> **Exercise prompt**: From the data below, copy each line that includes the word "true".

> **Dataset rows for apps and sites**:

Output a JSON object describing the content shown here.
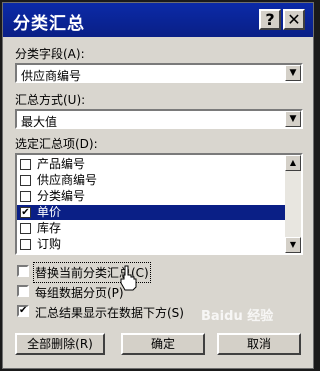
{
  "dialog": {
    "title": "分类汇总",
    "help_label": "?",
    "close_label": "✕"
  },
  "group_by": {
    "label": "分类字段(A):",
    "value": "供应商编号"
  },
  "function": {
    "label": "汇总方式(U):",
    "value": "最大值"
  },
  "fields": {
    "label": "选定汇总项(D):",
    "items": [
      {
        "label": "产品编号",
        "checked": false,
        "selected": false
      },
      {
        "label": "供应商编号",
        "checked": false,
        "selected": false
      },
      {
        "label": "分类编号",
        "checked": false,
        "selected": false
      },
      {
        "label": "单价",
        "checked": true,
        "selected": true
      },
      {
        "label": "库存",
        "checked": false,
        "selected": false
      },
      {
        "label": "订购",
        "checked": false,
        "selected": false
      }
    ]
  },
  "options": {
    "replace_current": {
      "label": "替换当前分类汇总(C)",
      "checked": false
    },
    "page_break": {
      "label": "每组数据分页(P)",
      "checked": false
    },
    "summary_below": {
      "label": "汇总结果显示在数据下方(S)",
      "checked": true
    }
  },
  "buttons": {
    "remove_all": "全部删除(R)",
    "ok": "确定",
    "cancel": "取消"
  },
  "watermark": "Baidu 经验",
  "colors": {
    "titlebar": "#0a1f86",
    "selection": "#0a1f86",
    "dialog_bg": "#d9d6cf"
  }
}
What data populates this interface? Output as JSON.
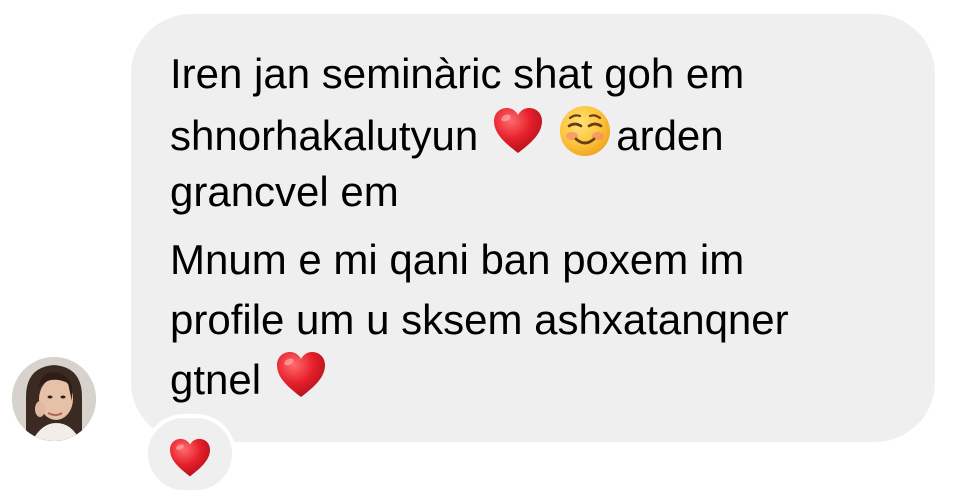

> **Expected answer**:
        "checked": true,
        "selected": true
      "checked": true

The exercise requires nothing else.